Upping the ante on pull tabs

20111101_pulltabs1_33.jpgStadium negotiators are focusing on electronic pull tabs again as a way to pay for a new Vikings stadium. But they’re seeing a little more opportunity there than before.

The most recent estimate by the Minnesota Department of Revenue now pegs the potential state net on a reboot of the state’s charitable gambling industry at $72 million annually. That’s up from about $42.7 million earlier last year.

Where’d the other $30 million come from?

It’s a number of things, according to state revenue commissioner Myron Frans.

The original estimate was based somewhat on conjecture: although the state of Virginia has passed a law authorizing electronic pull tabs, it has yet to be implemented. Florida has some similar machines that are part of the original basis of the Minnesota revenue calculations.

But financial experts and the state’s charitable gambling industry have been haggling over exactly what to calculate.

The original fiscal estimate contemplated an old-fashioned twist on the gambling expansion. The proposal includes so-called “linked bingo” that would set up virtual bingo halls in bars.

“Electronic bingo is making a resurgence,” says Frans, the revenue commissioner. “One of the drivers is that you can get some pretty high payouts… You have the chance to make a couple thousand if you win.”

Last year’s estimate split new gambling: half to electronic pull tabs, half to electronic bingo. But forecasters now think it’ll be more like 5-to-1 in favor of the pull tabs, and will bring in more money.

That’s one factor in the change.

Another is the virtualization of charitable gambling: “One of the assumptions from the first revenue estimate we saw back in March or April said that 95 percent of paper pull tabs would be gone in three years,” says King Wilson, executive director of Allied Charities of Minnesota. That’s him with an electronic pull tab machine in the picture above. “We told them the day that (estimate) came out, ‘That can’t be right.'”

The new estimate says that paper pull tabs will likely take a smaller hit — the new estimates put it at a 20 percent decline. That enduring draw is the second factor in the change to the revenue estimate.

The third is a little more complex: Frans says finance experts are rethinking some of the outside factors that affect charitable gambling.

“We lost a lot of charities because of the (economic) downturn and the smoking ban,” Frans says. There are about 2,700 charitable gambling sites with pull tabs now. He says there used to be about 250 more. “We think some of those will come back,” Frans says, if electronic pull tabs are authorized by the state legislature.

What that will mean for a stadium is unclear. Both fiscal notes contemplate no change in state tax law, which is what charities were seeking when they proposed electronic gambling in the first place.
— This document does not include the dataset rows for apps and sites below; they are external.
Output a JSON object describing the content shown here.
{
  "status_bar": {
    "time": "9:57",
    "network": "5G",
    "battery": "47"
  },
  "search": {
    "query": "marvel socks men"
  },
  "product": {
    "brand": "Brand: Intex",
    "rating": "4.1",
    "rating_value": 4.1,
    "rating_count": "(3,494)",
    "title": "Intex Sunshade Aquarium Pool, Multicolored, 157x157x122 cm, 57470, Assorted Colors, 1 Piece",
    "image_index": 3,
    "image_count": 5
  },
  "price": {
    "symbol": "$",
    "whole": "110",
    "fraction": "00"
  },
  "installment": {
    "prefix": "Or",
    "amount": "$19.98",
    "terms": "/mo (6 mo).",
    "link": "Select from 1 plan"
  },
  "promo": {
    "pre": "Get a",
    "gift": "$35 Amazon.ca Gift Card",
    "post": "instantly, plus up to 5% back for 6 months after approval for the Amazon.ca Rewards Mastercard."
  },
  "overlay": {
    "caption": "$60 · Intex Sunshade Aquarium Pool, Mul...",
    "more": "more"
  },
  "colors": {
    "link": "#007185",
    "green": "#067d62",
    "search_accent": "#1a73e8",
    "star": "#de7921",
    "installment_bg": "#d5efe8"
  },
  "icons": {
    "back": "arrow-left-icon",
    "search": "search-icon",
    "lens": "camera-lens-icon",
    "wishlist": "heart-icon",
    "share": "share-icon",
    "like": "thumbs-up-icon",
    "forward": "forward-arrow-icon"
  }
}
“We have some charities paying 50, 60 percent tax rates,” says Wilson, head of the gambling trade group. He says his membership wants to roll back a tax hike dating back to 1989. “You look at the average corporate tax rate, maybe 8.9 or 9 percent, and some of our folks are paying five or six times what for-profit businesses are paying.”

How much of the $72 million in new revenue from a gambling expansion can go toward the state share of a stadium may depend on how much of that money goes toward tax relief for charitable gambling operators.
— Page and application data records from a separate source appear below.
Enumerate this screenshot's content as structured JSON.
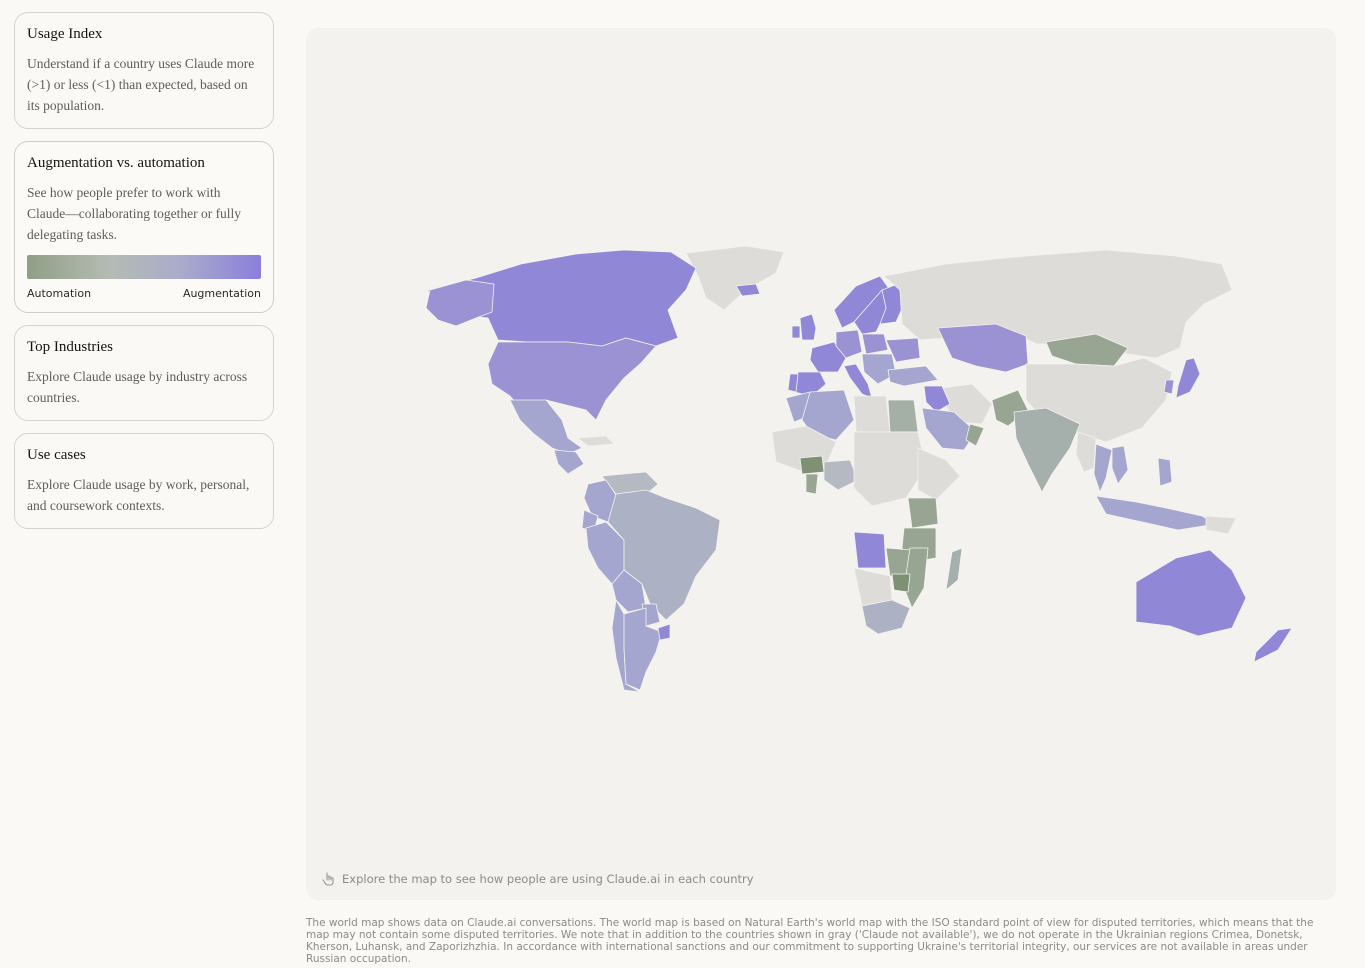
{
  "cards": [
    {
      "title": "Usage Index",
      "description": "Understand if a country uses Claude more (>1) or less (<1) than expected, based on its population."
    },
    {
      "title": "Augmentation vs. automation",
      "description": "See how people prefer to work with Claude—collaborating together or fully delegating tasks.",
      "legend": {
        "left_label": "Automation",
        "right_label": "Augmentation",
        "colors": [
          "#909e86",
          "#b5bbb3",
          "#aaaccb",
          "#8b7fdb"
        ]
      }
    },
    {
      "title": "Top Industries",
      "description": "Explore Claude usage by industry across countries."
    },
    {
      "title": "Use cases",
      "description": "Explore Claude usage by work, personal, and coursework contexts."
    }
  ],
  "map": {
    "hint_text": "Explore the map to see how people are using Claude.ai in each country",
    "hint_icon": "pointer-hand-icon",
    "colors": {
      "augmentation": "#9088d6",
      "mid_purple": "#a4a6cf",
      "neutral": "#b4b9c2",
      "automation": "#98a593",
      "not_available": "#dddcd9"
    }
  },
  "footnote": "The world map shows data on Claude.ai conversations. The world map is based on Natural Earth's world map with the ISO standard point of view for disputed territories, which means that the map may not contain some disputed territories. We note that in addition to the countries shown in gray ('Claude not available'), we do not operate in the Ukrainian regions Crimea, Donetsk, Kherson, Luhansk, and Zaporizhzhia. In accordance with international sanctions and our commitment to supporting Ukraine's territorial integrity, our services are not available in areas under Russian occupation."
}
Read the revised revenue estimate here:

E-pulltab Revenue Estimate

  • davidz

    Who pays the difference in the case where the revenues do not come in as predicted in these estimates? If bonds are let using these revenues to pay them back, what other funding sources will be on the hook to be used to make up the shortfall?

    I recall all sorts of rosy estimates on how well horse racing was going to do in MN if only we’d allow it again. That hasn’t really panned out. Why should we mortgage a portion of our future against such fuzzy math?

    Why would anyone buy state issued bonds against this revenue source unless there was a general state backing (e.g., general funds, aka everything else the state is supposed to be doing) to ensure that these bonds will bepaid off. The numbers are clearly in flux (which is a fancy way of saying that they’re making *&*# up).

    If the state were to issue these bonds with the Vikings clearly and squarely on the hook for any revenue underperformance for electronic pulltabs, maybe this might be a reasonable way to try to fund a stadium. I’m pretty sure the team isn’t likely to back this.

    In the meantime, this just looks like a way for the state to make numbers up in order to claim that they’re not putting in general fund dollars.